- [WHAT YOU NEED TO DO]
Which lines of the records below contain the word "JSON"? Copy each of them out.

- [MATERIAL TO PROCESS]
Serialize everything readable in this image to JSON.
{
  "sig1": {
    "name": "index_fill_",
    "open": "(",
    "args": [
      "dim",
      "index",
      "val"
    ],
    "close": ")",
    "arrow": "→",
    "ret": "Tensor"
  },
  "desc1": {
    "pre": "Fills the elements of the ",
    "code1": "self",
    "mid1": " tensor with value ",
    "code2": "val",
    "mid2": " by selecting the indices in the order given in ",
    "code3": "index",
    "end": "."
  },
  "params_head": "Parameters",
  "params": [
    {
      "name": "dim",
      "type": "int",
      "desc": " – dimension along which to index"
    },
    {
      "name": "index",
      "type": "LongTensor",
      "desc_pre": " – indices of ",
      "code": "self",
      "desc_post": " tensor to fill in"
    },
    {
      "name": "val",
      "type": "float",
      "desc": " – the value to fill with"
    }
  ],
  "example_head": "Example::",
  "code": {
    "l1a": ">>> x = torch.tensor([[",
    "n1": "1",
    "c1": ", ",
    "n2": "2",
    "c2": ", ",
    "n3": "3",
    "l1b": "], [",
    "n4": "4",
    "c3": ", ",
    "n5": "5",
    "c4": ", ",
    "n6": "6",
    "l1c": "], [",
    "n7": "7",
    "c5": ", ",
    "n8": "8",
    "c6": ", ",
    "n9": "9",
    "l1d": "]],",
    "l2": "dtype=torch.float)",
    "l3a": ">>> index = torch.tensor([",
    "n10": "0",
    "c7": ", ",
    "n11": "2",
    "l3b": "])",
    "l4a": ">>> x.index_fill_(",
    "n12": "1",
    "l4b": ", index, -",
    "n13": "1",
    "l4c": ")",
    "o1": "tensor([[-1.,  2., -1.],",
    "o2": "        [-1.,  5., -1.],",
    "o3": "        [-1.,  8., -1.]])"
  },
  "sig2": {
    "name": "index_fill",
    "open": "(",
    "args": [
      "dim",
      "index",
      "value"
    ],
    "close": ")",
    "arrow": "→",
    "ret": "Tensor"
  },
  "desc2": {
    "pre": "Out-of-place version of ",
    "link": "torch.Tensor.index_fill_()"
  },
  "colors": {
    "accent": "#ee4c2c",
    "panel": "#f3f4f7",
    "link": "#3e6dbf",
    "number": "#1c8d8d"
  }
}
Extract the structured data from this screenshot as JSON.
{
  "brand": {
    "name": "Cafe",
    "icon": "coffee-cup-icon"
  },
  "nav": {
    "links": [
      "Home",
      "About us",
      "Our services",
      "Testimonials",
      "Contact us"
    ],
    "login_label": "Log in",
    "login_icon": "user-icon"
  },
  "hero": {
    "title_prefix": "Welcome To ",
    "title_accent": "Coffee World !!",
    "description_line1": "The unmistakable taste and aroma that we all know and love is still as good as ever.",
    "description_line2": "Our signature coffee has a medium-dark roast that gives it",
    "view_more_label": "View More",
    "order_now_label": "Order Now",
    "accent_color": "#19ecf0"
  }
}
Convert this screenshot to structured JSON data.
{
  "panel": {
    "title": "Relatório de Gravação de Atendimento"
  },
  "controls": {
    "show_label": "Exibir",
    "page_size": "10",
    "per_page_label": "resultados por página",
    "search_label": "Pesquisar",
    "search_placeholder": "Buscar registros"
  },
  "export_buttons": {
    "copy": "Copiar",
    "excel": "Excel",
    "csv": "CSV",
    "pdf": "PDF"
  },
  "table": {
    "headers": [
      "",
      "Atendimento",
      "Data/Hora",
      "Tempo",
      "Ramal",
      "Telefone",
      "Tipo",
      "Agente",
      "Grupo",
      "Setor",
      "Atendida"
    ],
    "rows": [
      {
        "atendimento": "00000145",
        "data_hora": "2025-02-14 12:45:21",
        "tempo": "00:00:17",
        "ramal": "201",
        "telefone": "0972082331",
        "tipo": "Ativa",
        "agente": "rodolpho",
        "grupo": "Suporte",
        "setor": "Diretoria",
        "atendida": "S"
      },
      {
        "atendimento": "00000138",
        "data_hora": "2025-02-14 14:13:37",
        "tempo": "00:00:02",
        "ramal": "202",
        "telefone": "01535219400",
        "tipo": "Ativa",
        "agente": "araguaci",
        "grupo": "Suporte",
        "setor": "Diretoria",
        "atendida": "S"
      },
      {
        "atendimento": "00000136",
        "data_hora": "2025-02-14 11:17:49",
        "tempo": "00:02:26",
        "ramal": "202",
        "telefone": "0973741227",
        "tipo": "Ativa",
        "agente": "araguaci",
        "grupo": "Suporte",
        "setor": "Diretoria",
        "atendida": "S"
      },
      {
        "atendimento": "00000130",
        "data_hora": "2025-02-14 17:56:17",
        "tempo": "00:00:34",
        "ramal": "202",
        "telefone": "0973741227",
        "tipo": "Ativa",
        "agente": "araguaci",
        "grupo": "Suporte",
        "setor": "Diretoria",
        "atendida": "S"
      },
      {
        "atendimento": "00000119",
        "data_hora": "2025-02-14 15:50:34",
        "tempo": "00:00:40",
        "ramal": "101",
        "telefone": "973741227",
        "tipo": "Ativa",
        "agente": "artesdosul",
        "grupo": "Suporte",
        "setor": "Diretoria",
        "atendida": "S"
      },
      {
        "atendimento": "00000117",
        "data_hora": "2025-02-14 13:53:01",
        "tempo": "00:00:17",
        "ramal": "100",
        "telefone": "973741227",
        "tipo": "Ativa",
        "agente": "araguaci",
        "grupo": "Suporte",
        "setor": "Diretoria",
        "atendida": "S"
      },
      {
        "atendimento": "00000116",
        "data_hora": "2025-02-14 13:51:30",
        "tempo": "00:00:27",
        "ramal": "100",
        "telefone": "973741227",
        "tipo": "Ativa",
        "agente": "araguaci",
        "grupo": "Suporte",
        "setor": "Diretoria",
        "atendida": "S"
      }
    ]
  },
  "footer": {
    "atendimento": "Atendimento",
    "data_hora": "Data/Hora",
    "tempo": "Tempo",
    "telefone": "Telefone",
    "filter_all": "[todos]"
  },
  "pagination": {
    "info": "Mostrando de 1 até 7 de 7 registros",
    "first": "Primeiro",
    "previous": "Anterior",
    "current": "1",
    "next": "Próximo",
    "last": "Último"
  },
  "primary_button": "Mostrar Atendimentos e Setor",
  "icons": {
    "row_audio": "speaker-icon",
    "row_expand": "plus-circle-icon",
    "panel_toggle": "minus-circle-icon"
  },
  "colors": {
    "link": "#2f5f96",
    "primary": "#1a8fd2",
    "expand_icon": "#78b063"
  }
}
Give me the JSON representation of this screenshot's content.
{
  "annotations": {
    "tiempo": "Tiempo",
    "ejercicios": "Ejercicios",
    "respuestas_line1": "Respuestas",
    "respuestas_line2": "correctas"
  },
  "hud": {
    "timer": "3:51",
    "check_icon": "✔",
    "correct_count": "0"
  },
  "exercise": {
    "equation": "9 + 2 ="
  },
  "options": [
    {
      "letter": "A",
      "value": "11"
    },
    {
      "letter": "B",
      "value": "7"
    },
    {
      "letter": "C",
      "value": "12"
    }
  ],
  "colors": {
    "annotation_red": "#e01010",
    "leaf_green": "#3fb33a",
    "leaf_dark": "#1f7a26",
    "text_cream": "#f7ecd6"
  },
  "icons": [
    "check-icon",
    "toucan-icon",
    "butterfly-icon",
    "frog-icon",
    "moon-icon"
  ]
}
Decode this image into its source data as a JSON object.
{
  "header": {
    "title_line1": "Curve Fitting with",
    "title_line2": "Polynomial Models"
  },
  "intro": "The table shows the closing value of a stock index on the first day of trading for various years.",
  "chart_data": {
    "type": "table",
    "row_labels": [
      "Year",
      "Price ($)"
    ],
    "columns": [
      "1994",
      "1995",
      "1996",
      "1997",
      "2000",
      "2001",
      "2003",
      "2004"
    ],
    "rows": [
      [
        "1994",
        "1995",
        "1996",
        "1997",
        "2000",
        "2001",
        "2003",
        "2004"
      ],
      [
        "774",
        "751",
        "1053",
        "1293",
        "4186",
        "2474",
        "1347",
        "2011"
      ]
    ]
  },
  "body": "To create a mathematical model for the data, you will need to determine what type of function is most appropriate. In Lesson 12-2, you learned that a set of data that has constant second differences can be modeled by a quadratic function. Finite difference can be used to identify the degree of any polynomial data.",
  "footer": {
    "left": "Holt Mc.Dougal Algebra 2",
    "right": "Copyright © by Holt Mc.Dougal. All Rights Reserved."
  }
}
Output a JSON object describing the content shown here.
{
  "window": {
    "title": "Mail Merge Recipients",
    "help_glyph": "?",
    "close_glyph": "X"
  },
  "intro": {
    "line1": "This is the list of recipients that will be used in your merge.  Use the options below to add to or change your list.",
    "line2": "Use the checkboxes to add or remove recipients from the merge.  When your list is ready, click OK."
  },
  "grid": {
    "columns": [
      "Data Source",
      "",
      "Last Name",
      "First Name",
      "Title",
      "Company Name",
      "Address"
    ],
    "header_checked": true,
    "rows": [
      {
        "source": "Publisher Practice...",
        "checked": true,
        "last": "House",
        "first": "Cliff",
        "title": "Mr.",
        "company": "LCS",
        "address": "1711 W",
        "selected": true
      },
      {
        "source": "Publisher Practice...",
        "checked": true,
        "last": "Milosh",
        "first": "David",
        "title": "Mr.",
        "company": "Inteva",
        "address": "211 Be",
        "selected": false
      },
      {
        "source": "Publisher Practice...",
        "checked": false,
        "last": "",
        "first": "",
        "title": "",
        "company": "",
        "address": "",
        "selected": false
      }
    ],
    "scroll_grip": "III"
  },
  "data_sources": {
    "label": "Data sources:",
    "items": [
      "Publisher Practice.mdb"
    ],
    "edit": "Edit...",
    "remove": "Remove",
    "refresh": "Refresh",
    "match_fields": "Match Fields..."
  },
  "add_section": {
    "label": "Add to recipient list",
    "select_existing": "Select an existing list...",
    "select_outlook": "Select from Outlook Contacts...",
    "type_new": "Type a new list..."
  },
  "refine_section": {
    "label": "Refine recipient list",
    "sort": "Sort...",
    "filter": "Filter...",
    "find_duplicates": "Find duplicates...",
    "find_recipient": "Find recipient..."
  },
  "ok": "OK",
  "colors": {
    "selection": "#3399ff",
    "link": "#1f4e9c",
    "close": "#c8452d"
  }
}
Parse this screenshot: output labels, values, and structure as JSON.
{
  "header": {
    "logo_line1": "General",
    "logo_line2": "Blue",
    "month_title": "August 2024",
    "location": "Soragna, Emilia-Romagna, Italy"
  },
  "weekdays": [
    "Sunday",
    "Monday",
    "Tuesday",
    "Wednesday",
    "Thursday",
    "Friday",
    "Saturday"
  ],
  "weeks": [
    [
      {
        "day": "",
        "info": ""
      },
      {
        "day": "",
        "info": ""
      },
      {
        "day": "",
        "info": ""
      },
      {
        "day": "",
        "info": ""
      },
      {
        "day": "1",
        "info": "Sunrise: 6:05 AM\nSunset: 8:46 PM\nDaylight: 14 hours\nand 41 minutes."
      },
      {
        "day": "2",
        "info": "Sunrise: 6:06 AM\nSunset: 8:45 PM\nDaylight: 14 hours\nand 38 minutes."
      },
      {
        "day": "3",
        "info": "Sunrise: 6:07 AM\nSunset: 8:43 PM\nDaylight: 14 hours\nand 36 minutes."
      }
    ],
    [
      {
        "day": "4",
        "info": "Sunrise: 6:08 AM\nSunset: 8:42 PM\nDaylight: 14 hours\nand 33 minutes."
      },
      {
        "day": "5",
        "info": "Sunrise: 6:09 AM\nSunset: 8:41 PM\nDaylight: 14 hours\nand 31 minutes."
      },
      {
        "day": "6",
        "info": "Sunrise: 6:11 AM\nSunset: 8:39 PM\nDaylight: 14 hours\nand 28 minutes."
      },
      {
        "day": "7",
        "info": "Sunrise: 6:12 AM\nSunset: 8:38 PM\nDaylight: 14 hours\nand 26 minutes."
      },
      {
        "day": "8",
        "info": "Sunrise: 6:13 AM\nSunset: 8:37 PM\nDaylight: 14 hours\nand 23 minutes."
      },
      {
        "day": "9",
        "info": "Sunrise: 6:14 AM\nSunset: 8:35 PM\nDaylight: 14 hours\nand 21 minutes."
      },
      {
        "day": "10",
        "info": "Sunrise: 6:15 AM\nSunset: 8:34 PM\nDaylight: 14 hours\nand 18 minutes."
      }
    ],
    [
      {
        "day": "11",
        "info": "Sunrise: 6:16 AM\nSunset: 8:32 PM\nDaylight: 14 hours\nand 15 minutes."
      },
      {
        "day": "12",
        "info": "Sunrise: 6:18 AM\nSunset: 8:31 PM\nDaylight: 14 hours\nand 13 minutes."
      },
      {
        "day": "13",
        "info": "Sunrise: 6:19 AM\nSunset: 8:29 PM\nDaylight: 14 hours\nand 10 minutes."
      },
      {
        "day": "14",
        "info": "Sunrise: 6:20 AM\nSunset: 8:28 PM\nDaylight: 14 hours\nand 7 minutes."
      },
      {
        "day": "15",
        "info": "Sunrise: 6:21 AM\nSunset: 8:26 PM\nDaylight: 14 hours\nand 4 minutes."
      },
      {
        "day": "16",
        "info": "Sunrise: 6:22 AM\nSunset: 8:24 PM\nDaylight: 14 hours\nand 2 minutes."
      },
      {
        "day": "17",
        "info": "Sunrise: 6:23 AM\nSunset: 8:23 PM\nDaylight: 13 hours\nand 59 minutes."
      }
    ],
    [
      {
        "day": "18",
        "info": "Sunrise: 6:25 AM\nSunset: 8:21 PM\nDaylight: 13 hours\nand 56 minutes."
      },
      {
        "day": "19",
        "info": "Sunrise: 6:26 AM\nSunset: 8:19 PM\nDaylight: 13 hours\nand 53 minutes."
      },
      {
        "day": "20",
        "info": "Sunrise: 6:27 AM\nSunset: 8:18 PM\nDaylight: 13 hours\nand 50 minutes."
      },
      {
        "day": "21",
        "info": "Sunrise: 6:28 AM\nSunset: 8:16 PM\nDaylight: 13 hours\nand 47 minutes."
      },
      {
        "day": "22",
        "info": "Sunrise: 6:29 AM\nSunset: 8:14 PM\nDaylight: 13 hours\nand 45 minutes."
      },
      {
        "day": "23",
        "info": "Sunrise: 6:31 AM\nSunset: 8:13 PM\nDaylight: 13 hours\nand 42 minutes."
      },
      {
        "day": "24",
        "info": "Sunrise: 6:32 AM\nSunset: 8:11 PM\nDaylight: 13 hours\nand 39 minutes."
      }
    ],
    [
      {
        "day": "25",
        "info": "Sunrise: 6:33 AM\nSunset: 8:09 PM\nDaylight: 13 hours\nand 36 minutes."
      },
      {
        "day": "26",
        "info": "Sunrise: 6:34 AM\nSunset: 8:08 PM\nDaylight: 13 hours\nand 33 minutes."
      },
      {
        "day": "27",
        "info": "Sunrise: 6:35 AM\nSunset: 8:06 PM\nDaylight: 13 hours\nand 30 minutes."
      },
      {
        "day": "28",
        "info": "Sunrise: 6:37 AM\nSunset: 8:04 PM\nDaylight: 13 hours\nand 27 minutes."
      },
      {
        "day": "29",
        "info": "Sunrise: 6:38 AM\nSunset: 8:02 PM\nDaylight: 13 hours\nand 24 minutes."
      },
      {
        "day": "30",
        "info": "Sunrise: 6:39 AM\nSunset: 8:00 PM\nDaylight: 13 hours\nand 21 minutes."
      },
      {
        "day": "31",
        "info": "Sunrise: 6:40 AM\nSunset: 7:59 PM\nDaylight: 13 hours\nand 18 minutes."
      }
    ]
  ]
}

- [ANSWER SECTION]
Serialize everything readable in this image to JSON.
Extract the structured data from this screenshot as JSON.
Convert this screenshot to structured JSON data.
Give me the JSON representation of this screenshot's content.
Decode this image into its source data as a JSON object.
Output a JSON object describing the content shown here.
Parse this screenshot: output labels, values, and structure as JSON.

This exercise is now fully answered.